Zoom Sales numbers Above $1 Billion


Revenue gain of 54% during quarter marks deceleration of growth, sending stock down


Zoom Video Communications Inc.’s quarterly revenue surpassed $1 billion for the first time in the company’s history, though the strong demand for its video-conferencing services that made it ubiquitous during the pandemic is showing signs of easing as regular activities resume.

The roughly 54% revenue increase, while slightly better than Wall Street expected, couldn’t match the massive growth Zoom saw in the prior-year period, when revenue surged fourfold compared with a year earlier as companies relied more heavily on remote working.

While the company guided for revenue of more than $1 billion for the current quarter, its adjusted-earnings guidance came in lower than expected. And Zoom officials said smaller customers were starting to spend less as opportunities for in-person meetings expand.

Zoom officials also said some metrics supercharged by the pandemic had begun to normalize as customers returned to “more thoughtful, measured buying-patterns.”

Shares of Zoom fell nearly 12% in after-hours trading, after closing up 2% on Monday during regular hours.

Research firm International Data Corp. projects that collaboration applications—including the types offered by Zoom and its rivals—will become a roughly $51 billion market by 2025, nearly double the 2020 levels.

Microsoft Corp. in its most recent earnings report said that use of Teams, its group conferencing and collaboration software, had reached record levels, with nearly 250 million monthly active users and nearly 80 million monthly active Teams Phones users with total calls surpassing 1 billion in one month.

Zoom Phone, which the company sells as a telephone option for huddle rooms and executive offices, in August reached 2 million seats sold and the number of Phone customers that generated more than $100,000 in revenue over the previous 12 months more than tripled from the comparable period a year earlier, company executives said.

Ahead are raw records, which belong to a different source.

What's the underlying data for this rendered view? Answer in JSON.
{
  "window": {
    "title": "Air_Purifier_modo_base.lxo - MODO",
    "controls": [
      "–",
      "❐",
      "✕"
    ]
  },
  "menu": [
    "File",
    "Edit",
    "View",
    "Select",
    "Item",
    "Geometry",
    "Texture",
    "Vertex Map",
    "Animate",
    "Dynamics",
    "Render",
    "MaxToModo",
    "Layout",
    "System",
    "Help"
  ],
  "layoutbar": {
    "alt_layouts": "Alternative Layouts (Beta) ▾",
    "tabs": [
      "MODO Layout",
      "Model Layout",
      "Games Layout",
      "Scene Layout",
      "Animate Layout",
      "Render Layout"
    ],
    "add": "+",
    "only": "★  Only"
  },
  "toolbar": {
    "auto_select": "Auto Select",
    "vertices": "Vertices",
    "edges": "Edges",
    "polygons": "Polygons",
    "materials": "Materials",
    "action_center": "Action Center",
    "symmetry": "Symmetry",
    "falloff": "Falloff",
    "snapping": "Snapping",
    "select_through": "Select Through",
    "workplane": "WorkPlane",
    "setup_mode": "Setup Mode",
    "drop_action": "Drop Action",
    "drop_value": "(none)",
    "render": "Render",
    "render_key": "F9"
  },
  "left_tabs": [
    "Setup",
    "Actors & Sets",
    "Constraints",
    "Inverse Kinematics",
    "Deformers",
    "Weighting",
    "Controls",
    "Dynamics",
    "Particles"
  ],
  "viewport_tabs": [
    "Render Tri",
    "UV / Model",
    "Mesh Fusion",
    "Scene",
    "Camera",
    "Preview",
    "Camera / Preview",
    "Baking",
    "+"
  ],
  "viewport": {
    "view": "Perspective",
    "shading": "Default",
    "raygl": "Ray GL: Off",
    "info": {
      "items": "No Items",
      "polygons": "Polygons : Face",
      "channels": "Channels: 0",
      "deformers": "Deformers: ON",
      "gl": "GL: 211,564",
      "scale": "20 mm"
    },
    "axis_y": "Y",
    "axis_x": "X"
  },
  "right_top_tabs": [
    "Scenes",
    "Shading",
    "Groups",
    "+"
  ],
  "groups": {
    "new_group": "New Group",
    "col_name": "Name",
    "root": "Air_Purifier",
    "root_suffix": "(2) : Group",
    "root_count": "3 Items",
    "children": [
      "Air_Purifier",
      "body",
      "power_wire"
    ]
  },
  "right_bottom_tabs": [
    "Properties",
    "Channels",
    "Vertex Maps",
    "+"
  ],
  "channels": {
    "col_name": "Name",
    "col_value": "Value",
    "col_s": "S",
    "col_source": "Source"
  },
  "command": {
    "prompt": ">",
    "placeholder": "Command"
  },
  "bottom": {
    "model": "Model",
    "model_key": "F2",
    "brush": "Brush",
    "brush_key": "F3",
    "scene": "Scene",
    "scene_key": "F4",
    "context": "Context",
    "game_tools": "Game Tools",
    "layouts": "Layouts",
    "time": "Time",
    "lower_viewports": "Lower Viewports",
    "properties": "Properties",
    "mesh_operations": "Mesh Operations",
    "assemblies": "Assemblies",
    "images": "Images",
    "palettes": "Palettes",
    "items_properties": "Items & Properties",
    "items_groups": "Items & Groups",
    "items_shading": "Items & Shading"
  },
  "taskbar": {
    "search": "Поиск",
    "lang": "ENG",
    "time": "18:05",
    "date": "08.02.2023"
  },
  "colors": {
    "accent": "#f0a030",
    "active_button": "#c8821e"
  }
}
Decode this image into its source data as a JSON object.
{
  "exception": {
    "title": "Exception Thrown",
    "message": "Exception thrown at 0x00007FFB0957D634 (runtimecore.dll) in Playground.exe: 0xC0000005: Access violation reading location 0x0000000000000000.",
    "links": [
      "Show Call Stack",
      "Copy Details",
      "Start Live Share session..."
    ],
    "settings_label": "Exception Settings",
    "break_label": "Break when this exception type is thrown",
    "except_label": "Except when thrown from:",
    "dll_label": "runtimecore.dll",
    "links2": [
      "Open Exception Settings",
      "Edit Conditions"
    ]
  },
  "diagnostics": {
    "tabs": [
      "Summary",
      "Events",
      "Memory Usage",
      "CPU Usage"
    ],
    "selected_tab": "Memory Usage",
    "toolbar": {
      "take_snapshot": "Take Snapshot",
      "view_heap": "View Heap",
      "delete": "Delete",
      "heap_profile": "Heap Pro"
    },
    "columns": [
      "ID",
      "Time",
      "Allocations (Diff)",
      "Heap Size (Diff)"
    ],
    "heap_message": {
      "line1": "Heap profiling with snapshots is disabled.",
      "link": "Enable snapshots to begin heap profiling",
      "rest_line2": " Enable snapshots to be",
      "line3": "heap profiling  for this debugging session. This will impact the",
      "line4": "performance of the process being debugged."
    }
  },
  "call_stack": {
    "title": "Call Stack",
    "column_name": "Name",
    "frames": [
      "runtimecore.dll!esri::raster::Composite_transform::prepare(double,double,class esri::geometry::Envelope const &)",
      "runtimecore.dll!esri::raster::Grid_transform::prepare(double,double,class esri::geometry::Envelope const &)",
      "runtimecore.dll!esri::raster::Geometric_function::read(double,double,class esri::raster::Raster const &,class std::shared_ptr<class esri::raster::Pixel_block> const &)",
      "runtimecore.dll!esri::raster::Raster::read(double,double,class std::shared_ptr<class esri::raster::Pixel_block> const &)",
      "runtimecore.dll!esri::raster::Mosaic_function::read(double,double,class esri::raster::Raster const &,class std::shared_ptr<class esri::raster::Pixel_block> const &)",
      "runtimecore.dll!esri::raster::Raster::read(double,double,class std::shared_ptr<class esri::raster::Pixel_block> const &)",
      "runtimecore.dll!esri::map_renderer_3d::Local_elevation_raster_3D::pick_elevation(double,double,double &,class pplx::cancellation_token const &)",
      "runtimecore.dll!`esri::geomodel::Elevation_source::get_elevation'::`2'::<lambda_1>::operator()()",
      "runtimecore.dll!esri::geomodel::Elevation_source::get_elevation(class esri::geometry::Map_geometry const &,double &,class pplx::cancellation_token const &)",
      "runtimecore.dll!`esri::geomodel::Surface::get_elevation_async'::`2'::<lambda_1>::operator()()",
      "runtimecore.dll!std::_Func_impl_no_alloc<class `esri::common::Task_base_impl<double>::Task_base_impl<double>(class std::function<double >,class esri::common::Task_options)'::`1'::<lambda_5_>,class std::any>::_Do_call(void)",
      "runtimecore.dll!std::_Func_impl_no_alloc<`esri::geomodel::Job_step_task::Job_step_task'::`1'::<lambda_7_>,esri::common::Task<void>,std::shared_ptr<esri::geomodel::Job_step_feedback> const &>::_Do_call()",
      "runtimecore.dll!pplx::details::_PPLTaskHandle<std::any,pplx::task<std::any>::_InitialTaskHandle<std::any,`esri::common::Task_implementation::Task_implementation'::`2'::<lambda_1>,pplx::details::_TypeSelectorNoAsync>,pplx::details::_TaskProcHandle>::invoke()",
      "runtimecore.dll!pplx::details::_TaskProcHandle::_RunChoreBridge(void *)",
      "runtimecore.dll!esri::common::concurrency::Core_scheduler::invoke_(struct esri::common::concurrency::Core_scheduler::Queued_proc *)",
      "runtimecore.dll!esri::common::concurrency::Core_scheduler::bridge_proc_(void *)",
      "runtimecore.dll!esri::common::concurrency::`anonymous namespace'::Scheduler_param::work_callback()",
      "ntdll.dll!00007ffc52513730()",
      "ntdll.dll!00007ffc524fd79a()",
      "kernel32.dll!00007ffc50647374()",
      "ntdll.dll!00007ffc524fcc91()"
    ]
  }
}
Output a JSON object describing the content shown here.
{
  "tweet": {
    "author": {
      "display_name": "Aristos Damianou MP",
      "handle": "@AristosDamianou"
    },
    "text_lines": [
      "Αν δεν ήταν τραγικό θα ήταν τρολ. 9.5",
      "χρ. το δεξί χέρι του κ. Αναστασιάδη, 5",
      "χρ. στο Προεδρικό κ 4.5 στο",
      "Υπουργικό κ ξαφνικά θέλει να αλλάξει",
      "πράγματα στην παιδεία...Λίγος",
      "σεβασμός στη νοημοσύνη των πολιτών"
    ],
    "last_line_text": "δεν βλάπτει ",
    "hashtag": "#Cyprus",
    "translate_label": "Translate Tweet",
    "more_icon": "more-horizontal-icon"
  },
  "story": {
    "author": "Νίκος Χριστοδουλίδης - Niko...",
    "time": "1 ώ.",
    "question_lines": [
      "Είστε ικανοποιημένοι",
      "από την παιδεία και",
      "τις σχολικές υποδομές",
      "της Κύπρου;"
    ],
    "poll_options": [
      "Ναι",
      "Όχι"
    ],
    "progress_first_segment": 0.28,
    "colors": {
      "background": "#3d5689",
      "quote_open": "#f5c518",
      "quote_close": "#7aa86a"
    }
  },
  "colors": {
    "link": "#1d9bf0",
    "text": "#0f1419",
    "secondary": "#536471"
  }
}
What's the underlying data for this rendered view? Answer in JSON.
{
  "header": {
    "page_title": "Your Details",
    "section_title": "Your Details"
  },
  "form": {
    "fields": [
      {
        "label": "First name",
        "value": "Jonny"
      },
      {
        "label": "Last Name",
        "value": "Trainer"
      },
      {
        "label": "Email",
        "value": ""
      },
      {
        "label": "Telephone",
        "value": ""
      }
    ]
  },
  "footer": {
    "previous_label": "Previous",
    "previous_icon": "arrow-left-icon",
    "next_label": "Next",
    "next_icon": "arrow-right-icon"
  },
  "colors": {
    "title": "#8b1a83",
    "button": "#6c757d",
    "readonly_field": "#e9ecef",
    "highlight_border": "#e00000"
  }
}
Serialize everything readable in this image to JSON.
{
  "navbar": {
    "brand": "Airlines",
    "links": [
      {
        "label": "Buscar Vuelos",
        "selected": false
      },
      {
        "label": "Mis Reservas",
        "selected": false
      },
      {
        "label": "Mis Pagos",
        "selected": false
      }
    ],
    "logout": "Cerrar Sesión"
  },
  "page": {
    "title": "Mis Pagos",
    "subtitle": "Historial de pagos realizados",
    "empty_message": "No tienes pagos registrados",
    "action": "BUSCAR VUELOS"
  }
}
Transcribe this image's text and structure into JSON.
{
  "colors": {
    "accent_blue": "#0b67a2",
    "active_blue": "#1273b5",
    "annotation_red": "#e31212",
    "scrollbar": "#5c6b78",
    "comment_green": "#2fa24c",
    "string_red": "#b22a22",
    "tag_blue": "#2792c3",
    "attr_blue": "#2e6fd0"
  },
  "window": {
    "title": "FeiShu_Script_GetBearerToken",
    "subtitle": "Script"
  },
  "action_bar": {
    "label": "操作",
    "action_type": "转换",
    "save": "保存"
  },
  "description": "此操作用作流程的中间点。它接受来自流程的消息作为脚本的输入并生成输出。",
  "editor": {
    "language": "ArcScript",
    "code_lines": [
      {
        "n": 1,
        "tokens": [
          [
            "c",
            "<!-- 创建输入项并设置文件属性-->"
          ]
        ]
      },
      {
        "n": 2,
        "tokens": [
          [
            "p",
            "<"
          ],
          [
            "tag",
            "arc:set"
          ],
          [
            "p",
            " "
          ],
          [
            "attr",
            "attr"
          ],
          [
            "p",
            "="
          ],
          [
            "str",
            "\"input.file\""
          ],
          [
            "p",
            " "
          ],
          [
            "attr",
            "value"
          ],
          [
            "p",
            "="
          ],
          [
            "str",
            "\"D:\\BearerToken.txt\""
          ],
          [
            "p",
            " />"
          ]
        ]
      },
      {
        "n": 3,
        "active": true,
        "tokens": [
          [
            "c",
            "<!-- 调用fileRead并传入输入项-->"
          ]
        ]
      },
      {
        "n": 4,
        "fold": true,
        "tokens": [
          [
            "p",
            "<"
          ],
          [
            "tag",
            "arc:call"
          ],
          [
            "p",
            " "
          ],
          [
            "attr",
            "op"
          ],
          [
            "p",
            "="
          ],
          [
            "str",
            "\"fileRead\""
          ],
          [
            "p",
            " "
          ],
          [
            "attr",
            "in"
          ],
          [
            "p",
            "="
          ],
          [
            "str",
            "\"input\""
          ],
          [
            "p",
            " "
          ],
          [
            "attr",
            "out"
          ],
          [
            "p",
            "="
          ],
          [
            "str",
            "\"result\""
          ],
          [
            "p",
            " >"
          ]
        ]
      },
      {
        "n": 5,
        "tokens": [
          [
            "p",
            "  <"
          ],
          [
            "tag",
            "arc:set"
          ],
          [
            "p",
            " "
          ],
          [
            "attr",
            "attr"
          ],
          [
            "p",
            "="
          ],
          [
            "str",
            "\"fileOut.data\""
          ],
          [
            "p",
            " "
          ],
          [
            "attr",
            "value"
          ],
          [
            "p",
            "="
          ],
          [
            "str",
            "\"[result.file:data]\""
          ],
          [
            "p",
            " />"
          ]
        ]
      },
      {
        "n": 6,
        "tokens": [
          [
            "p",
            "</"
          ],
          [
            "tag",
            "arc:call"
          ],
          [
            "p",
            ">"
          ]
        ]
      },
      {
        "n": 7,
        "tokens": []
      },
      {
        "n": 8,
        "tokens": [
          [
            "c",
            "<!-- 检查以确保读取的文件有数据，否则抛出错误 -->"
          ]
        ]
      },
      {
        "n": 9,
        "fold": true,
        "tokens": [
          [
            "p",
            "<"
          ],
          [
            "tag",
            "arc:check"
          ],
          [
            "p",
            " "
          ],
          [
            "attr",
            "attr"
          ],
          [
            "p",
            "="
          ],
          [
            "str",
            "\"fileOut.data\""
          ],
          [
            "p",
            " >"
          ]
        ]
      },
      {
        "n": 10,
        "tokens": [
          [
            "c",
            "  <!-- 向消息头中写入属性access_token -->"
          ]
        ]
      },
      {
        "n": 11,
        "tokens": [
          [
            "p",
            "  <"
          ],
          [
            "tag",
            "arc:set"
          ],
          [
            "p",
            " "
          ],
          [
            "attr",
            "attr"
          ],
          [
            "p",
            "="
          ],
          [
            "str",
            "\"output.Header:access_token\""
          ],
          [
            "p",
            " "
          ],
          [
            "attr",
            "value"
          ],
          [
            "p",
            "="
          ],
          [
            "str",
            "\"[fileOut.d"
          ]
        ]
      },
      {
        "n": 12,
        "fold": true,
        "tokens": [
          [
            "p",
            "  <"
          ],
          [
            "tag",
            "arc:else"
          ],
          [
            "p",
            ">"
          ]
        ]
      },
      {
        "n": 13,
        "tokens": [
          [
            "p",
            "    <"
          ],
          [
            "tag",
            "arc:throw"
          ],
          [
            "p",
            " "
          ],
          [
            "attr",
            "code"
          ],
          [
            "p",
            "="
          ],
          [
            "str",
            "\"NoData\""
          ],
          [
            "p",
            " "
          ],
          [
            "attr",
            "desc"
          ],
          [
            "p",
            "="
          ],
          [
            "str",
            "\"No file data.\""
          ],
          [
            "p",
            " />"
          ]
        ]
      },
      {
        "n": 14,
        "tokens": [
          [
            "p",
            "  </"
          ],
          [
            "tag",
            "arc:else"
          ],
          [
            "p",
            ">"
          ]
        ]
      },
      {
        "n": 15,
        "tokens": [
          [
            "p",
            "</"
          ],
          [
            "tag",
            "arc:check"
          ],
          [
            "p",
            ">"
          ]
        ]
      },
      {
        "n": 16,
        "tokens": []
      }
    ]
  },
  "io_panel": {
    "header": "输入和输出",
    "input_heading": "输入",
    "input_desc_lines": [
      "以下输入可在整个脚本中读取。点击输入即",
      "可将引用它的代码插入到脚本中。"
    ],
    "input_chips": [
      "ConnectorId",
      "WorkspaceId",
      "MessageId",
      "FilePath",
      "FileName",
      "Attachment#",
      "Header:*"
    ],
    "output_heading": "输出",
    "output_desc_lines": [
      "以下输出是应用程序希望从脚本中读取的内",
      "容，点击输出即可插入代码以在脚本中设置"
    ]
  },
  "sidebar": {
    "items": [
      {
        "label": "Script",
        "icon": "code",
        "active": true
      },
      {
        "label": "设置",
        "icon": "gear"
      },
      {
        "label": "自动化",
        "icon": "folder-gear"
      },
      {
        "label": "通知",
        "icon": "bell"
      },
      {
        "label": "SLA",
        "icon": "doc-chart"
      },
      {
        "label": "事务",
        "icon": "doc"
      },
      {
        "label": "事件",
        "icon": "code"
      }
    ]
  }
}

As offices start to reopen, analysts are raising questions about Zoom’s ability to retain paying customers and sustain the kind of growth rate it has enjoyed during the coronavirus pandemic, which forced many people to work from home and collaborate over the Internet.

On Monday, Zoom said it now had about 504,900 customers with more than 10 em- ployees, up from about 497,000 in the April quarter, and said about 2,278 customers generated more than $100,000 in revenue over the past 12 months, up from about 1,999 in the previous quarter.

Zoom has been adding features and services and in July agreed to buy cloud-based customer-service software provider Five9 Inc., a deal that Zoom said would allow it to tap into a $24 billion contact-centermarket. “Today we are a global brand counting over half a

million customers with more than 10 employees, which we believe positions us extremely well to support organizations and individuals as they look to reimagine work, communications, and collaboration,” Zoom founder and Chief Executive Eric S. Yuan said in prepared remarks.


Zoom’s profit in the second-quarter grew to about $317 million from around $186 million a year earlier, while revenue increased to $1.02 billion, up from $663.5 million a year ago. The California-based company said it now expects annual revenue to reach $4.01 billion to $4.02 billion, compared with its earlier view of $3.98 billion to $3.99 billion, and $4.75 to $4.79 a share in adjusted profit.

12 %

Drop in the company’s shares in after-hours trading.


By MARIA ARMENTAL